It is not uncommon for men to feel embarrased about their stamina in the sack. The question, “How short is too short?” lacks an objective answer, but it is generally agreed that an intravaginal ejaculation latency time (IELT; a great acronym, though not the greatest) of less than 2 minutes leaves something to be desired. Unfortunately, Alfred Kinsey’s research in the 1950s showed that most men fail to meet this relatively generous benchmark.
Over the years, numerous therapies have been devleoped for premature ejaculation (PE). Some of these involve behavioral modification, such as the traditional Stop Start Technique. Others involve a local anesthetic like Benzocaine, though condoms containing this compound receive mixed reviews.
Though the ejaculatory reflex is mediated by neurons in the spinal cord, it is also amenable to cognitive control by brain regions such as the nucleus paragigantocellularis. A new generation of psychoactive PE medications is inspired by anti-depressants that inhibit reuptake of serotonin (SSRIs). Inibiting reuptake increases the concentration of serotonin at the synapse, which is thought to be critical for ejaculatory control.
Unlike anti-depressants, it is desireable for PE medications to be fast-acting and have a short half life. Science Daily reports on a clinical trial of dapoxetine, an SSRI with these properties. Giuliano et al. show that dapoxetine, taken only a couple hours prior to intercourse, increases mean IELT by several minutes.

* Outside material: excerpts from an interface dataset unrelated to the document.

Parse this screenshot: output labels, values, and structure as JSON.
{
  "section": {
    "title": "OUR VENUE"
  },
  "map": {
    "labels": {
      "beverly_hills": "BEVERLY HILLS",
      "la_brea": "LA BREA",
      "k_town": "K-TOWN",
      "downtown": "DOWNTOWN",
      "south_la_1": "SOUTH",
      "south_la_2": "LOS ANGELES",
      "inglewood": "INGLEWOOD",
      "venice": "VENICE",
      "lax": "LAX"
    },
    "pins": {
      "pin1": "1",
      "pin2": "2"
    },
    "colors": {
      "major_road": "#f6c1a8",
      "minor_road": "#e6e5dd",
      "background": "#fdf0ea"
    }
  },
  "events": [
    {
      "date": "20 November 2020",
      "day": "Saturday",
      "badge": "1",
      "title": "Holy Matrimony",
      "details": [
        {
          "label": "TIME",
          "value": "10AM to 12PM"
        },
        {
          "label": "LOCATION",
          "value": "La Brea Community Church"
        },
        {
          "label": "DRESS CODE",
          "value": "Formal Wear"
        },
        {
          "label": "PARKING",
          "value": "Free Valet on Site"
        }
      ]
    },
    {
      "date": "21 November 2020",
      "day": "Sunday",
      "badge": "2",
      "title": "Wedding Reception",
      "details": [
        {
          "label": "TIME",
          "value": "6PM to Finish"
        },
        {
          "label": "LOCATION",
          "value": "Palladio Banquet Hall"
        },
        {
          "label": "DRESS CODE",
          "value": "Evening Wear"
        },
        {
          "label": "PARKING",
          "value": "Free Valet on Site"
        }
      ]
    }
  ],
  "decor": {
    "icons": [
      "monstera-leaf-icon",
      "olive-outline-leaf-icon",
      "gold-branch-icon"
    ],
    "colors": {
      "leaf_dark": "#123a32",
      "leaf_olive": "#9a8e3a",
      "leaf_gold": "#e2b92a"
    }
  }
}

It’s no miracle cure, but it helps.
On the other hand, some people are proud of their..ehem..efficiency. Dave Chapelle appears to be one of them (note: adult language).